But there is another way to increase the importance of your product. By showing that something the prospect wants very much hinges directly upon the performance of your product.
The spark plug AD is a good example;
Yes. You pay $2,000 . . . 83.000 . . . $4,000 for your car.
And a single 99c part robs you of the real power and enjoyment that car should give you.
Or here, in an advertisement for a speed math course: If you want to get ahead fast… if you want a position of real importance and responsibility—then knowledge of this kind of super-fast, super-accurate mathematics is ‘AN ABSOLUTE NECESSITY for your future!
Now let’s look at the third way which is-
Reducing price. (without Reducing the price)
Here you have a product which costs way too much. Your job is to make that price seem less.
But how do you know your product costs too much?
Because it’s being compared with other products in the same field. And how do you whittle away, psychologically, at this price?
By switching the comparison, and relating it to some other, more expensive standard.

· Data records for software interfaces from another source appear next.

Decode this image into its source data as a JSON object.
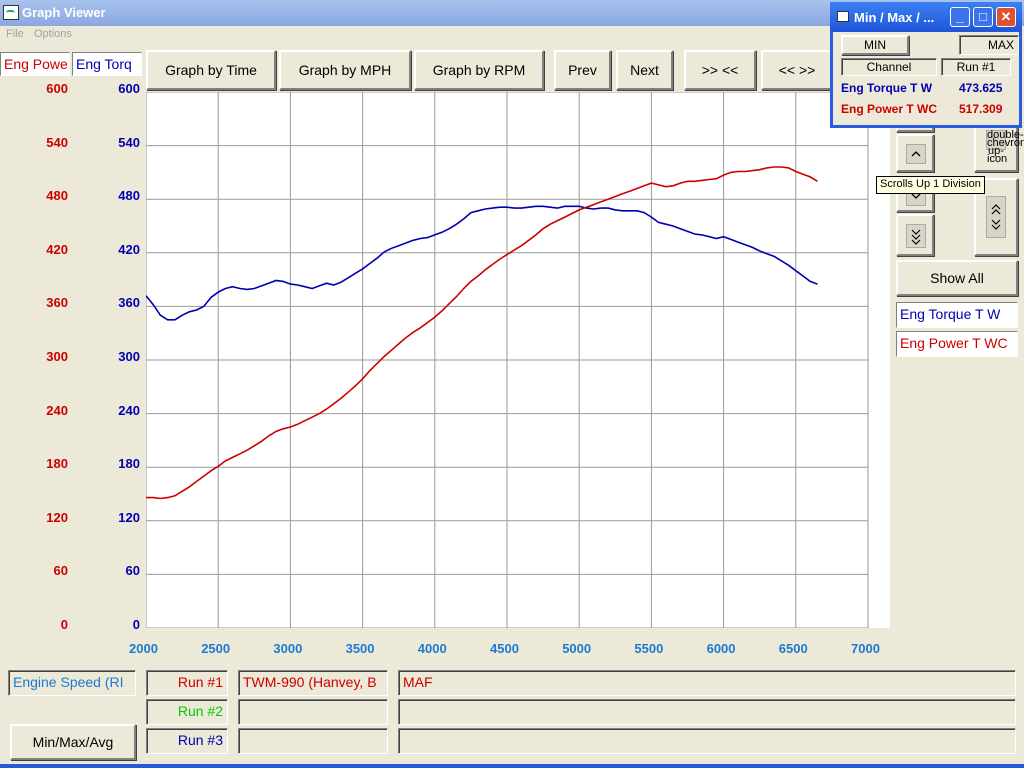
{
  "window": {
    "title": "Graph Viewer"
  },
  "menu": {
    "file": "File",
    "options": "Options"
  },
  "channels": {
    "power_label": "Eng Powe",
    "torque_label": "Eng Torq",
    "power_color": "#cc0000",
    "torque_color": "#0000b0"
  },
  "toolbar": {
    "graph_by_time": "Graph by Time",
    "graph_by_mph": "Graph by MPH",
    "graph_by_rpm": "Graph by RPM",
    "prev": "Prev",
    "next": "Next",
    "zoom_in": ">> <<",
    "zoom_out": "<< >>"
  },
  "right_panel": {
    "scroll_up_icon": "chevron-up-icon",
    "scroll_down_icon": "chevron-down-icon",
    "double_down_icon": "double-chevron-down-icon",
    "page_up_icon": "double-chevron-up-icon",
    "expand_icon": "expand-vertical-icon",
    "show_all": "Show All",
    "legend_torque": "Eng Torque T W",
    "legend_power": "Eng Power T WC"
  },
  "tooltip": "Scrolls Up 1 Division",
  "minmax_window": {
    "title": "Min / Max / ...",
    "min_label": "MIN",
    "max_label": "MAX",
    "channel_header": "Channel",
    "run_header": "Run #1",
    "rows": [
      {
        "channel": "Eng Torque T W",
        "value": "473.625"
      },
      {
        "channel": "Eng Power T WC",
        "value": "517.309"
      }
    ]
  },
  "bottom": {
    "x_channel": "Engine Speed (RI",
    "runs": [
      {
        "label": "Run #1",
        "color": "#cc0000",
        "file": "TWM-990 (Hanvey, B",
        "note": "MAF"
      },
      {
        "label": "Run #2",
        "color": "#00cc00",
        "file": "",
        "note": ""
      },
      {
        "label": "Run #3",
        "color": "#0000b0",
        "file": "",
        "note": ""
      }
    ],
    "minmax_button": "Min/Max/Avg"
  },
  "chart_data": {
    "type": "line",
    "xlim": [
      2000,
      7000
    ],
    "x_ticks": [
      "2000",
      "2500",
      "3000",
      "3500",
      "4000",
      "4500",
      "5000",
      "5500",
      "6000",
      "6500",
      "7000"
    ],
    "y_left_ticks": [
      "600",
      "540",
      "480",
      "420",
      "360",
      "300",
      "240",
      "180",
      "120",
      "60",
      "0"
    ],
    "y_right_ticks": [
      "600",
      "540",
      "480",
      "420",
      "360",
      "300",
      "240",
      "180",
      "120",
      "60",
      "0"
    ],
    "ylim": [
      0,
      600
    ],
    "grid": true,
    "series": [
      {
        "name": "Eng Torque T W",
        "color": "#0000b0",
        "x": [
          2000,
          2050,
          2100,
          2150,
          2200,
          2250,
          2300,
          2350,
          2400,
          2450,
          2500,
          2550,
          2600,
          2650,
          2700,
          2750,
          2800,
          2850,
          2900,
          2950,
          3000,
          3050,
          3100,
          3150,
          3200,
          3250,
          3300,
          3350,
          3400,
          3450,
          3500,
          3550,
          3600,
          3650,
          3700,
          3750,
          3800,
          3850,
          3900,
          3950,
          4000,
          4050,
          4100,
          4150,
          4200,
          4250,
          4300,
          4350,
          4400,
          4450,
          4500,
          4550,
          4600,
          4650,
          4700,
          4750,
          4800,
          4850,
          4900,
          4950,
          5000,
          5050,
          5100,
          5150,
          5200,
          5250,
          5300,
          5350,
          5400,
          5450,
          5500,
          5550,
          5600,
          5650,
          5700,
          5750,
          5800,
          5850,
          5900,
          5950,
          6000,
          6050,
          6100,
          6150,
          6200,
          6250,
          6300,
          6350,
          6400,
          6450,
          6500,
          6550,
          6600,
          6650
        ],
        "y": [
          372,
          362,
          350,
          345,
          345,
          350,
          354,
          356,
          360,
          370,
          376,
          380,
          382,
          380,
          379,
          380,
          383,
          386,
          389,
          388,
          385,
          384,
          382,
          380,
          383,
          386,
          384,
          387,
          392,
          397,
          402,
          408,
          414,
          421,
          425,
          428,
          431,
          434,
          436,
          437,
          440,
          443,
          447,
          452,
          458,
          465,
          467,
          469,
          470,
          471,
          471,
          470,
          470,
          471,
          472,
          472,
          471,
          470,
          472,
          472,
          472,
          470,
          469,
          470,
          470,
          468,
          467,
          467,
          467,
          465,
          460,
          454,
          452,
          450,
          447,
          444,
          441,
          440,
          438,
          436,
          438,
          435,
          432,
          429,
          426,
          422,
          419,
          416,
          411,
          406,
          400,
          394,
          388,
          385
        ]
      },
      {
        "name": "Eng Power T WC",
        "color": "#cc0000",
        "x": [
          2000,
          2050,
          2100,
          2150,
          2200,
          2250,
          2300,
          2350,
          2400,
          2450,
          2500,
          2550,
          2600,
          2650,
          2700,
          2750,
          2800,
          2850,
          2900,
          2950,
          3000,
          3050,
          3100,
          3150,
          3200,
          3250,
          3300,
          3350,
          3400,
          3450,
          3500,
          3550,
          3600,
          3650,
          3700,
          3750,
          3800,
          3850,
          3900,
          3950,
          4000,
          4050,
          4100,
          4150,
          4200,
          4250,
          4300,
          4350,
          4400,
          4450,
          4500,
          4550,
          4600,
          4650,
          4700,
          4750,
          4800,
          4850,
          4900,
          4950,
          5000,
          5050,
          5100,
          5150,
          5200,
          5250,
          5300,
          5350,
          5400,
          5450,
          5500,
          5550,
          5600,
          5650,
          5700,
          5750,
          5800,
          5850,
          5900,
          5950,
          6000,
          6050,
          6100,
          6150,
          6200,
          6250,
          6300,
          6350,
          6400,
          6450,
          6500,
          6550,
          6600,
          6650
        ],
        "y": [
          146,
          146,
          145,
          146,
          148,
          153,
          158,
          164,
          170,
          176,
          181,
          187,
          191,
          195,
          199,
          204,
          209,
          215,
          220,
          223,
          225,
          228,
          232,
          236,
          240,
          245,
          251,
          257,
          264,
          271,
          279,
          288,
          296,
          304,
          311,
          318,
          325,
          331,
          336,
          342,
          348,
          355,
          363,
          371,
          380,
          388,
          394,
          401,
          407,
          413,
          418,
          423,
          428,
          434,
          440,
          447,
          452,
          456,
          460,
          464,
          468,
          471,
          474,
          477,
          480,
          483,
          486,
          489,
          492,
          495,
          498,
          496,
          494,
          495,
          498,
          500,
          500,
          501,
          502,
          503,
          507,
          510,
          511,
          511,
          512,
          513,
          515,
          516,
          516,
          515,
          511,
          508,
          505,
          500
        ]
      }
    ]
  }
}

For example, here is an enormously successful mail-order ad for spark plugs, which sold for $1.49 each, or one and a half times the standard for the field, and twice as much as the discount price.
Did the copywriter therefore sav that “They may cost a little more, but they’re worth every cent of it.”?
Of course not.
He made them cheap, and he did it in these two paragraphs of psychological redefinition:
“Up to now these extraordinary SA FIRE INJECTORS were practically made by hand and would have to sell for as high as $5 each.
But we knew that 30 or 40 dollars were more than the average driver could afford—so we decided to get the price down so low that these injectors would pay for themselves 12 times in one year of driving.
So here is the lb.3 inv astonishing proposition.
If you will check your car’s performance before and after you install your SA Fire Injector System and then tell your friends and neighbors about them, here is what I am prepared to do for TOIL You can have a set of SA FIRE INJECTORS for the year and model of your ear for only a fraction of their value.
If you act now they are only S1.49 each. . . . ”
Do you see how he does it?
Do you see how many times he does it in these two short paragraphs?
The other half of the Ad;
“Here they are. Did you catch them all? “practically made by hand . . “would have to sell for as high as So each . . .” “30 or 40 dollars…
The price is down so low that these injectors would pay for themselves 12 times in one year of driving… ”
(Here is the magic word, “low”; now legitimatized in your exes by the description of the hand-made set in the phrases that preceded it.)
(Not only value but the reward. Not only low-priced but gas-saving. And again, the comparison to a higher figure—this time the money you’ll save on gas.)
(Please read the bolded texts and the examples once again because you might forget it)
Thank you for reading so far.